In between shooting at alien monsters with acid blood.

There are nine more Marines, but Bill Paxton and Jenette Goldstein are the most important ones. Paxton’s the wiseass who breaks under pressure and Goldstein’s the badass who doesn’t. Cameron’s got a really interesting approach with Paxton—he makes the other characters rein him in when he spirals and turns it into character development for all involved. It’s really effective.

Of the Marines, only Biehn and Hope really get arcs. Paxton’s panicking always plays out in active scenes. Goldstein gets a little more character work than most but it’s about thirty seconds worth. Aliens is an action movie, after all.

There aren’t any bad performances. Paxton gets the most tiring (but just imagine being under siege by aliens and stuck with him), but it’s never bad. Best performances are Weaver, Biehn, Reiser, Henn, and Lance Henriksen. Henriksen is the ship android who Weaver doesn’t trust because of the last movie. Cameron’s very obvious about their arc, which is the least of Weaver’s four character relationship arcs—Henn, Reiser, Biehn, then Henriksen–and makes sure every scene is excellent. The scenes are good showcases for Henriksen too.

The whole movie’s a showcase for Weaver. Going back and fighting the monsters from her nightmare strips her to the id. It’s a great performance in what’s really just an action hero part. Weaver and Cameron make it seem like more, but it’s the performance and the direction.

Lots of technical greats. James Horner’s music, Ray Lovejoy’s cutting, Peter Lamont’s production design, Emma Porteous’s costume design. Adrian Biddle’s photography is successful, competent, and good, but when Aliens betrays itself as a very grim, very gritty Flash Gordon serial, it’s usually because of Biddle’s lighting.

The special effects are usually outstanding. There’s one bad composite shot—though Cameron directs the heck out of it—and some of the alien planet exteriors look too soundstage (Biddle’s lights). Otherwise, the effects are stellar. Including the slimy aliens, which is the most important part. Stan Winston does a singular job with the aliens.

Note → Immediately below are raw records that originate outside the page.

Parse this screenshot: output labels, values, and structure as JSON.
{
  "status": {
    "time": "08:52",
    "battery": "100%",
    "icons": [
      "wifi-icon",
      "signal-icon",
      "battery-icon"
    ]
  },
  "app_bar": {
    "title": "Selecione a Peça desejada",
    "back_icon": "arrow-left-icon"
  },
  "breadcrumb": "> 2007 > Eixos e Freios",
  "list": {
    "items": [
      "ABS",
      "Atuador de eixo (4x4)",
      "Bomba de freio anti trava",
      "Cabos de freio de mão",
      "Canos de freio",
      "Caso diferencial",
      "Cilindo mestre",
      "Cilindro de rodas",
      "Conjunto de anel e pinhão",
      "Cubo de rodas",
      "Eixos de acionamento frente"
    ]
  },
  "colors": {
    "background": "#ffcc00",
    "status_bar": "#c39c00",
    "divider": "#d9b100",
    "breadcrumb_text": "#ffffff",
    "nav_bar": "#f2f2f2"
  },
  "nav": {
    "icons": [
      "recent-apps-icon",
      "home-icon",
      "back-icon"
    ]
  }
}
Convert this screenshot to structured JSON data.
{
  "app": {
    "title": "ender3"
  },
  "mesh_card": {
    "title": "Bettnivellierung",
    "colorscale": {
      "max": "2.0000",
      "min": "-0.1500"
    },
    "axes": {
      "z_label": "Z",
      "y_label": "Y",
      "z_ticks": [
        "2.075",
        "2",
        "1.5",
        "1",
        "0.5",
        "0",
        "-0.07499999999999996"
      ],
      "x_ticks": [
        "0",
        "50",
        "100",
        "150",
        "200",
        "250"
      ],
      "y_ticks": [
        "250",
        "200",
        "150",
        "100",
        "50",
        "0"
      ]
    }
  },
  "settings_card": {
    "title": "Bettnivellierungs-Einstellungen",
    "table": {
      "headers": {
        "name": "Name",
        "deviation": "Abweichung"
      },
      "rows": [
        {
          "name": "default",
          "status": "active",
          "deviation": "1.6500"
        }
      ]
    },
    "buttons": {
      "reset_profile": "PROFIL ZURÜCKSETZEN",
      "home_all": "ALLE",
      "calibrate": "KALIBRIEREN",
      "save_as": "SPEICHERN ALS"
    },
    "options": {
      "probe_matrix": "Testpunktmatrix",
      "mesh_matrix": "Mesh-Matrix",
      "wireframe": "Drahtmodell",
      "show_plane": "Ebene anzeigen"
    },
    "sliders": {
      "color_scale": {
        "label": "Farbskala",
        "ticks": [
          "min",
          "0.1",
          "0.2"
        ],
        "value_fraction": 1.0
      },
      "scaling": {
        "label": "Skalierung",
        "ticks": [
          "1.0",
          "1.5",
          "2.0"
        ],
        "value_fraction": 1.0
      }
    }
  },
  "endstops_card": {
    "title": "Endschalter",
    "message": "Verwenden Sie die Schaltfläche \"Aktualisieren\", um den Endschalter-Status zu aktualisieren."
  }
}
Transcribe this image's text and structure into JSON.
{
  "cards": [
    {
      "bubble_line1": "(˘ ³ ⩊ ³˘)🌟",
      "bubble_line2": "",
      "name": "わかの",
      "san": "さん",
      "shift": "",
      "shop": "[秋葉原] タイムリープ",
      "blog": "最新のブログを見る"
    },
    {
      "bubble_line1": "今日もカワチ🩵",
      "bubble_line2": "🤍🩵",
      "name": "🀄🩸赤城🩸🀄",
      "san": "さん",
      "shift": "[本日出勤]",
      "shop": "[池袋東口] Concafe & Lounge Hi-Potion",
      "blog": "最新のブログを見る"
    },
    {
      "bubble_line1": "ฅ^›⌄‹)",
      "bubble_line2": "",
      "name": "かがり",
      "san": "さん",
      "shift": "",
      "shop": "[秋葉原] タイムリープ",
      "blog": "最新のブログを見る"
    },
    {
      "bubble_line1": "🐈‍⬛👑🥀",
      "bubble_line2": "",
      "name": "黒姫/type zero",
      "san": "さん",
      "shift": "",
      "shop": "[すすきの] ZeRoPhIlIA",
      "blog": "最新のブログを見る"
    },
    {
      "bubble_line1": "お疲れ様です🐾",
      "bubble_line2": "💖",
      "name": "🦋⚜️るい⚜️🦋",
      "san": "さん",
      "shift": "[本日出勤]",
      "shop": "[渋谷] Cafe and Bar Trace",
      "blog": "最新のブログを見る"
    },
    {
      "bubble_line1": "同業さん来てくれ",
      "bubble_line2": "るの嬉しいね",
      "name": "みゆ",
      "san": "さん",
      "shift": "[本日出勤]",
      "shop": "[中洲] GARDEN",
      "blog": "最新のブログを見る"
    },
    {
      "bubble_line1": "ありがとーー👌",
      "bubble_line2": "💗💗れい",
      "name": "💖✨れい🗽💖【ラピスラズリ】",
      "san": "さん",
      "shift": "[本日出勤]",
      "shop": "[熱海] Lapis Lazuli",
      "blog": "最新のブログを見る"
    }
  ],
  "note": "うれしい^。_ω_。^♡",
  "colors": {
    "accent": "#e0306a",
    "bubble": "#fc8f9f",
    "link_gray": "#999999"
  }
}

After the first act, Cameron’s direction tries to be more functional than flashy. It works. He asks a lot from the actors and they always deliver; it’s masterful action suspense.

Thanks to Cameron, Weaver, and everyone else, Aliens is a resounding success. Special edition or theatrical version, it’s always spectacular.